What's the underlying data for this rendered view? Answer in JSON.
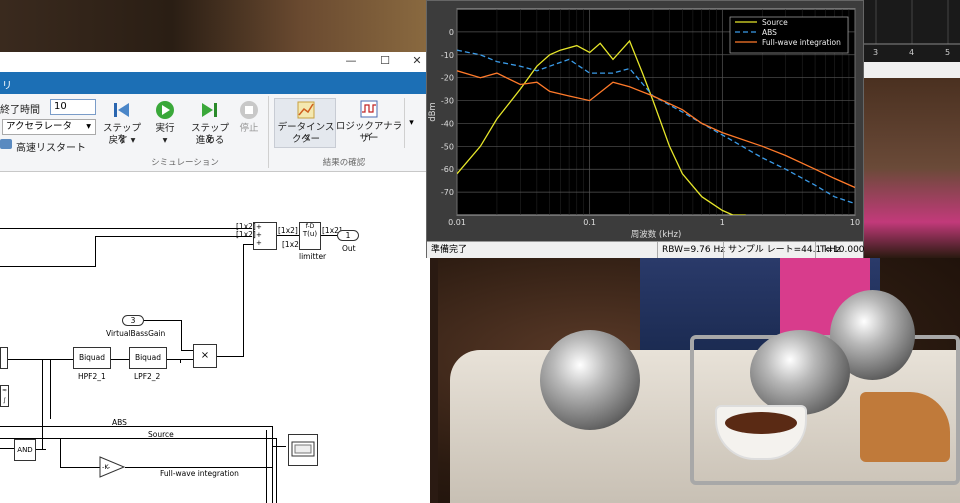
{
  "simulink": {
    "tab_title": "リ",
    "window_buttons": {
      "minimize": "—",
      "maximize": "☐",
      "close": "✕"
    },
    "quick_access": [
      "💾",
      "↶",
      "↷",
      "?",
      "▾"
    ],
    "ribbon": {
      "stop_time_label": "終了時間",
      "stop_time_value": "10",
      "mode_value": "アクセラレータ",
      "fast_restart_label": "高速リスタート",
      "step_back_label_1": "ステップを",
      "step_back_label_2": "戻す ▾",
      "run_label_1": "実行",
      "run_label_2": "▾",
      "step_forward_label_1": "ステップを",
      "step_forward_label_2": "進める",
      "stop_label": "停止",
      "simulation_section": "シミュレーション",
      "data_inspector_label_1": "データインスペ",
      "data_inspector_label_2": "クター",
      "logic_analyzer_label_1": "ロジックアナライ",
      "logic_analyzer_label_2": "ザー",
      "results_section": "結果の確認"
    },
    "diagram": {
      "port_1x2_a": "[1x2]",
      "port_1x2_b": "[1x2]",
      "port_1x2_c": "[1x2]",
      "port_1x2_d": "[1x2]",
      "port_1x2_e": "[1x2]",
      "limitter_block": "T(u)",
      "limitter_label": "limitter",
      "out_block": "1",
      "out_label": "Out",
      "vbg_block": "3",
      "vbg_label": "VirtualBassGain",
      "hpf_block": "Biquad",
      "hpf_label": "HPF2_1",
      "lpf_block": "Biquad",
      "lpf_label": "LPF2_2",
      "mult_block": "×",
      "and_block": "AND",
      "gain_block": "-K-",
      "abs_label": "ABS",
      "source_label": "Source",
      "fwi_label": "Full-wave integration"
    }
  },
  "scope": {
    "ylabel": "dBm",
    "xlabel": "周波数 (kHz)",
    "status_ready": "準備完了",
    "status_rbw": "RBW=9.76 Hz",
    "status_fs": "サンプル レート=44.1 kHz",
    "status_t": "T=10.000"
  },
  "scope2": {
    "ticks": [
      "3",
      "4",
      "5"
    ]
  },
  "chart_data": {
    "type": "line",
    "title": "",
    "xlabel": "周波数 (kHz)",
    "ylabel": "dBm",
    "xscale": "log",
    "xlim": [
      0.01,
      10
    ],
    "ylim": [
      -80,
      10
    ],
    "xticks": [
      0.01,
      0.1,
      1,
      10
    ],
    "xtick_labels": [
      "0.01",
      "0.1",
      "1",
      "10"
    ],
    "yticks": [
      0,
      -10,
      -20,
      -30,
      -40,
      -50,
      -60,
      -70
    ],
    "ytick_labels": [
      "0",
      "-10",
      "-20",
      "-30",
      "-40",
      "-50",
      "-60",
      "-70"
    ],
    "grid": true,
    "legend_position": "top-right",
    "background": "#000000",
    "series": [
      {
        "name": "Source",
        "color": "#e6e62a",
        "style": "solid",
        "x": [
          0.01,
          0.015,
          0.02,
          0.03,
          0.04,
          0.05,
          0.06,
          0.08,
          0.1,
          0.12,
          0.15,
          0.2,
          0.25,
          0.3,
          0.4,
          0.5,
          0.7,
          1,
          1.2,
          1.5
        ],
        "y": [
          -62,
          -50,
          -38,
          -25,
          -15,
          -10,
          -8,
          -6,
          -9,
          -5,
          -12,
          -4,
          -18,
          -30,
          -50,
          -62,
          -72,
          -78,
          -80,
          -80
        ]
      },
      {
        "name": "ABS",
        "color": "#3a9be8",
        "style": "dashed",
        "x": [
          0.01,
          0.015,
          0.02,
          0.03,
          0.04,
          0.05,
          0.07,
          0.1,
          0.15,
          0.2,
          0.3,
          0.5,
          0.7,
          1,
          2,
          3,
          5,
          7,
          10
        ],
        "y": [
          -8,
          -10,
          -13,
          -15,
          -17,
          -15,
          -12,
          -18,
          -18,
          -16,
          -28,
          -35,
          -40,
          -45,
          -55,
          -60,
          -67,
          -72,
          -75
        ]
      },
      {
        "name": "Full-wave integration",
        "color": "#ff7a2a",
        "style": "solid",
        "x": [
          0.01,
          0.015,
          0.02,
          0.03,
          0.04,
          0.05,
          0.07,
          0.1,
          0.15,
          0.2,
          0.3,
          0.5,
          0.7,
          1,
          2,
          3,
          5,
          7,
          10
        ],
        "y": [
          -17,
          -20,
          -18,
          -23,
          -22,
          -26,
          -28,
          -30,
          -22,
          -24,
          -28,
          -34,
          -40,
          -44,
          -50,
          -54,
          -60,
          -64,
          -68
        ]
      }
    ]
  }
}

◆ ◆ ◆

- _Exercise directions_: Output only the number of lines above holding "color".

- _Answer box_: 3